Background: Reports of high mortality after paediatric cardiac surgery at the Bristol Royal Infirmary, UK, led to the establishment of an independent public inquiry. A key question was whether or not the mortality statistics in Bristol were unusual compared with other specialist centres. To answer this question, we did a retrospective analysis of mortality in the UK using two datasets.
Methods: Data from the UK Cardiac Surgical Register (CSR; January, 1984, to March, 1996) and Hospital Episode Statistics (HES; April, 1991, to December, 1995) were obtained for all 12 major centres in which paediatric cardiac surgery is done in the UK. The main outcome measure was mortality within 30 days of a cardiac surgical procedure. We estimated excess deaths in Bristol using a random-effects model derived from the remaining 11 centres. Additionally, a sensitivity analysis was done and case-mix examined.
Findings: For children younger than 1 year, in open operations, the mortality rate in Bristol was around double that of the other centres during 1991-95: within the CSR, there were 19.0 excess deaths (95% interval 2-32) among 43 deaths; and in HES, there were 24.1 excess deaths (12-34) among 41 deaths recorded. There was no strong evidence for excess mortality in Bristol for closed operations or for open operations in children older than 1 year.

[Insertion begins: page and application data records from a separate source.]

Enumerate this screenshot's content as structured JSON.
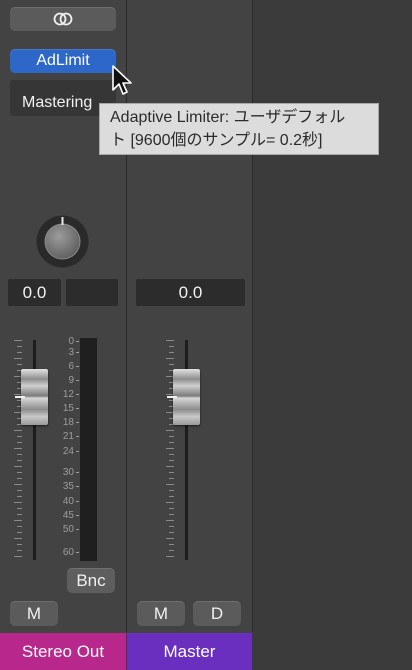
{
  "strips": [
    {
      "plugin_label": "AdLimit",
      "slot_label": "Mastering",
      "pan_value": "0.0",
      "meter_scale": [
        "0",
        "3",
        "6",
        "9",
        "12",
        "15",
        "18",
        "21",
        "24",
        "30",
        "35",
        "40",
        "45",
        "50",
        "60"
      ],
      "output_button": "Bnc",
      "mute_label": "M",
      "name": "Stereo Out",
      "name_color": "#b8288c"
    },
    {
      "volume_value": "0.0",
      "mute_label": "M",
      "dim_label": "D",
      "name": "Master",
      "name_color": "#6a2fbf"
    }
  ],
  "tooltip": {
    "line1": "Adaptive Limiter: ユーザデフォル",
    "line2": "ト [9600個のサンプル= 0.2秒]"
  },
  "colors": {
    "plugin_active": "#2d67c8",
    "background": "#3d3d3d"
  },
  "icons": [
    "link-icon",
    "pointer-cursor-icon"
  ]
}
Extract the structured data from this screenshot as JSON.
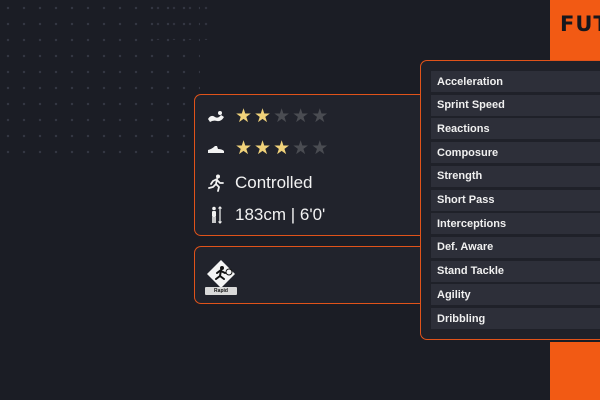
{
  "brand": {
    "logo_text": "FUTB",
    "accent": "#f25a14"
  },
  "player_info": {
    "skill_moves": {
      "icon": "skill-moves-icon",
      "rating": 2,
      "max": 5
    },
    "weak_foot": {
      "icon": "boot-icon",
      "rating": 3,
      "max": 5
    },
    "att_work_rate": {
      "icon": "running-icon",
      "value": "Controlled"
    },
    "height": {
      "icon": "height-icon",
      "value": "183cm | 6'0'"
    }
  },
  "playstyle": {
    "icon": "rapid-playstyle-icon",
    "label": "Rapid"
  },
  "stats": [
    {
      "label": "Acceleration"
    },
    {
      "label": "Sprint Speed"
    },
    {
      "label": "Reactions"
    },
    {
      "label": "Composure"
    },
    {
      "label": "Strength"
    },
    {
      "label": "Short Pass"
    },
    {
      "label": "Interceptions"
    },
    {
      "label": "Def. Aware"
    },
    {
      "label": "Stand Tackle"
    },
    {
      "label": "Agility"
    },
    {
      "label": "Dribbling"
    }
  ]
}
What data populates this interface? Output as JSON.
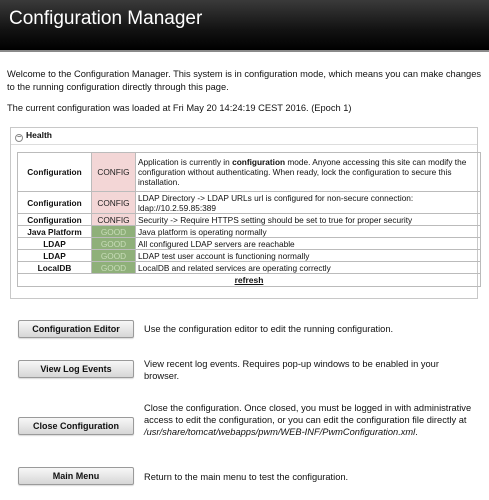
{
  "header": {
    "title": "Configuration Manager"
  },
  "intro": {
    "welcome": "Welcome to the Configuration Manager. This system is in configuration mode, which means you can make changes to the running configuration directly through this page.",
    "loaded": "The current configuration was loaded at Fri May 20 14:24:19 CEST 2016. (Epoch 1)"
  },
  "health": {
    "heading": "Health",
    "rows": [
      {
        "label": "Configuration",
        "status": "CONFIG",
        "desc_pre": "Application is currently in ",
        "desc_bold": "configuration",
        "desc_post": " mode. Anyone accessing this site can modify the configuration without authenticating. When ready, lock the configuration to secure this installation."
      },
      {
        "label": "Configuration",
        "status": "CONFIG",
        "desc": "LDAP Directory -> LDAP URLs url is configured for non-secure connection: ldap://10.2.59.85:389"
      },
      {
        "label": "Configuration",
        "status": "CONFIG",
        "desc": "Security -> Require HTTPS setting should be set to true for proper security"
      },
      {
        "label": "Java Platform",
        "status": "GOOD",
        "desc": "Java platform is operating normally"
      },
      {
        "label": "LDAP",
        "status": "GOOD",
        "desc": "All configured LDAP servers are reachable"
      },
      {
        "label": "LDAP",
        "status": "GOOD",
        "desc": "LDAP test user account is functioning normally"
      },
      {
        "label": "LocalDB",
        "status": "GOOD",
        "desc": "LocalDB and related services are operating correctly"
      }
    ],
    "refresh": "refresh"
  },
  "actions": {
    "editor": {
      "label": "Configuration Editor",
      "desc": "Use the configuration editor to edit the running configuration."
    },
    "log": {
      "label": "View Log Events",
      "desc": "View recent log events. Requires pop-up windows to be enabled in your browser."
    },
    "close": {
      "label": "Close Configuration",
      "desc_pre": "Close the configuration. Once closed, you must be logged in with administrative access to edit the configuration, or you can edit the configuration file directly at ",
      "desc_path": "/usr/share/tomcat/webapps/pwm/WEB-INF/PwmConfiguration.xml",
      "desc_post": "."
    },
    "menu": {
      "label": "Main Menu",
      "desc": "Return to the main menu to test the configuration."
    }
  }
}
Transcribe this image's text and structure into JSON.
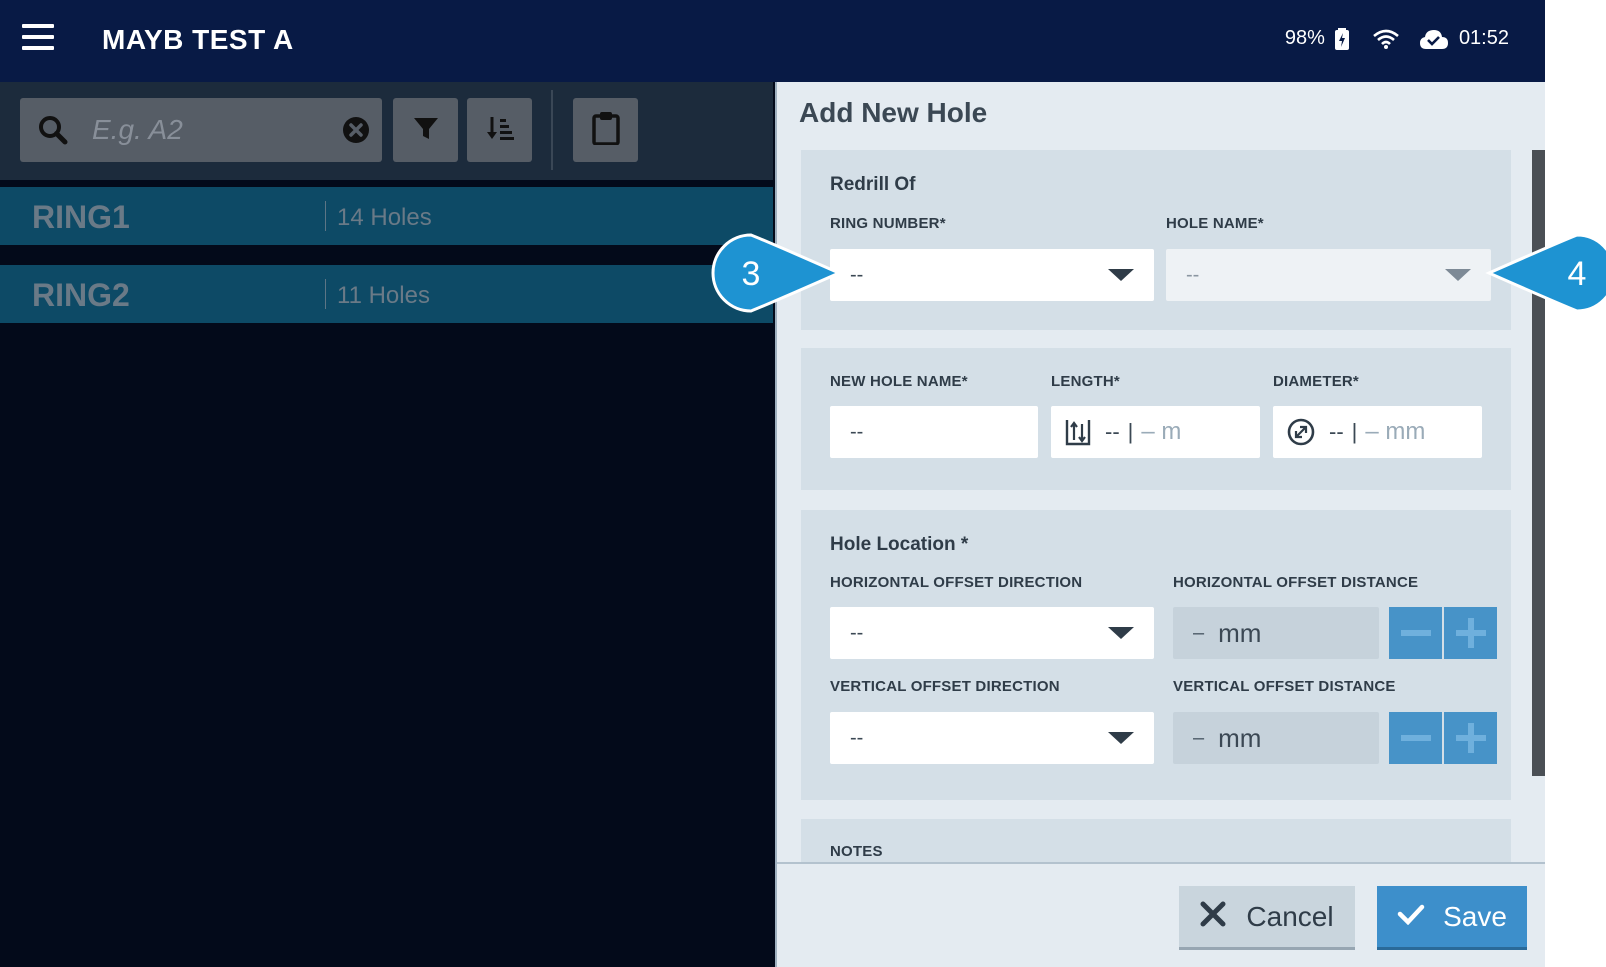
{
  "header": {
    "title": "MAYB TEST A",
    "battery": "98%",
    "time": "01:52"
  },
  "left_panel": {
    "search": {
      "placeholder": "E.g. A2",
      "value": ""
    },
    "rings": [
      {
        "name": "RING1",
        "count": "14 Holes"
      },
      {
        "name": "RING2",
        "count": "11 Holes"
      }
    ]
  },
  "form": {
    "title": "Add New Hole",
    "redrill": {
      "title": "Redrill Of",
      "ring_number_label": "RING NUMBER*",
      "ring_number_value": "--",
      "hole_name_label": "HOLE NAME*",
      "hole_name_value": "--"
    },
    "hole_details": {
      "new_hole_name_label": "NEW HOLE NAME*",
      "new_hole_name_value": "--",
      "length_label": "LENGTH*",
      "length_value": "--",
      "length_sep": "|",
      "length_unit": "– m",
      "diameter_label": "DIAMETER*",
      "diameter_value": "--",
      "diameter_sep": "|",
      "diameter_unit": "– mm"
    },
    "location": {
      "title": "Hole Location *",
      "h_dir_label": "HORIZONTAL OFFSET DIRECTION",
      "h_dir_value": "--",
      "h_dist_label": "HORIZONTAL OFFSET DISTANCE",
      "h_dist_value": "–",
      "h_dist_unit": "mm",
      "v_dir_label": "VERTICAL OFFSET DIRECTION",
      "v_dir_value": "--",
      "v_dist_label": "VERTICAL OFFSET DISTANCE",
      "v_dist_value": "–",
      "v_dist_unit": "mm"
    },
    "notes": {
      "label": "NOTES"
    },
    "cancel_label": "Cancel",
    "save_label": "Save"
  },
  "callouts": {
    "left": "3",
    "right": "4"
  },
  "colors": {
    "topbar": "#081a45",
    "ring_row": "#0d4a66",
    "accent_blue": "#3d8fcb",
    "callout": "#1e93d2"
  }
}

Interpretation: Our results suggest that Bristol was an outlier, and we do not believe that statistical variation, systematic bias in data collection, case-mix, or data quality can explain a divergence in performance of this size.